##### Material supplied

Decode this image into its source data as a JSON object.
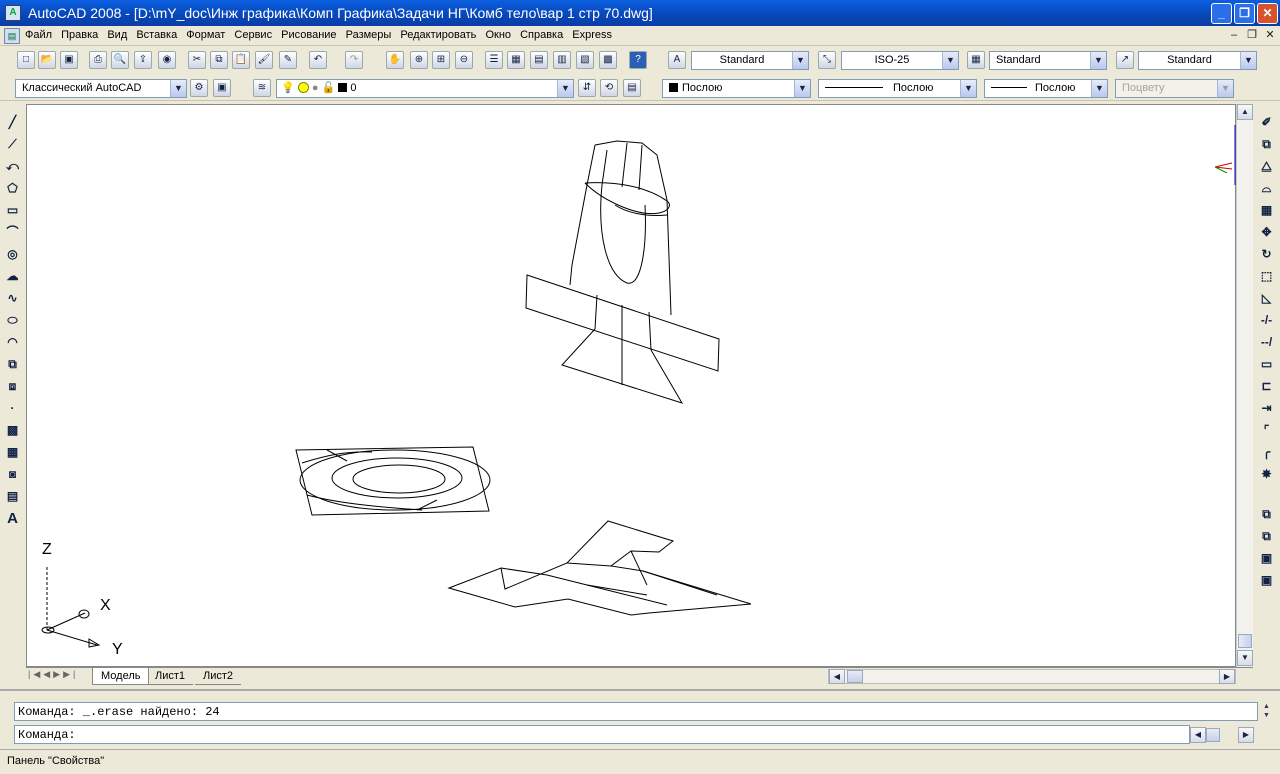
{
  "window": {
    "title": "AutoCAD 2008 - [D:\\mY_doc\\Инж графика\\Комп Графика\\Задачи НГ\\Комб тело\\вар 1 стр 70.dwg]"
  },
  "menu": [
    "Файл",
    "Правка",
    "Вид",
    "Вставка",
    "Формат",
    "Сервис",
    "Рисование",
    "Размеры",
    "Редактировать",
    "Окно",
    "Справка",
    "Express"
  ],
  "styles": {
    "text_style": "Standard",
    "dim_style": "ISO-25",
    "table_style": "Standard",
    "mleader_style": "Standard"
  },
  "workspace": "Классический AutoCAD",
  "layer": {
    "current": "0"
  },
  "properties": {
    "color": "Послою",
    "linetype": "Послою",
    "lineweight": "Послою",
    "plotstyle": "Поцвету"
  },
  "tabs": [
    "Модель",
    "Лист1",
    "Лист2"
  ],
  "ucs": {
    "z": "Z",
    "x": "X",
    "y": "Y"
  },
  "command": {
    "history": "Команда: _.erase найдено: 24",
    "prompt": "Команда:"
  },
  "status": {
    "text": "Панель \"Свойства\""
  },
  "colors": {
    "title_bar": "#0a46b8",
    "canvas": "#ffffff",
    "chrome": "#ece9d8"
  }
}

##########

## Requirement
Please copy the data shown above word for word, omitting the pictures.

## Problem solution
Decode this image into its source data as a JSON object.
{
  "window": {
    "title": "AutoCAD 2008 - [D:\\mY_doc\\Инж графика\\Комп Графика\\Задачи НГ\\Комб тело\\вар 1 стр 70.dwg]"
  },
  "menu": [
    "Файл",
    "Правка",
    "Вид",
    "Вставка",
    "Формат",
    "Сервис",
    "Рисование",
    "Размеры",
    "Редактировать",
    "Окно",
    "Справка",
    "Express"
  ],
  "styles": {
    "text_style": "Standard",
    "dim_style": "ISO-25",
    "table_style": "Standard",
    "mleader_style": "Standard"
  },
  "workspace": "Классический AutoCAD",
  "layer": {
    "current": "0"
  },
  "properties": {
    "color": "Послою",
    "linetype": "Послою",
    "lineweight": "Послою",
    "plotstyle": "Поцвету"
  },
  "tabs": [
    "Модель",
    "Лист1",
    "Лист2"
  ],
  "ucs": {
    "z": "Z",
    "x": "X",
    "y": "Y"
  },
  "command": {
    "history": "Команда: _.erase найдено: 24",
    "prompt": "Команда:"
  },
  "status": {
    "text": "Панель \"Свойства\""
  },
  "colors": {
    "title_bar": "#0a46b8",
    "canvas": "#ffffff",
    "chrome": "#ece9d8"
  }
}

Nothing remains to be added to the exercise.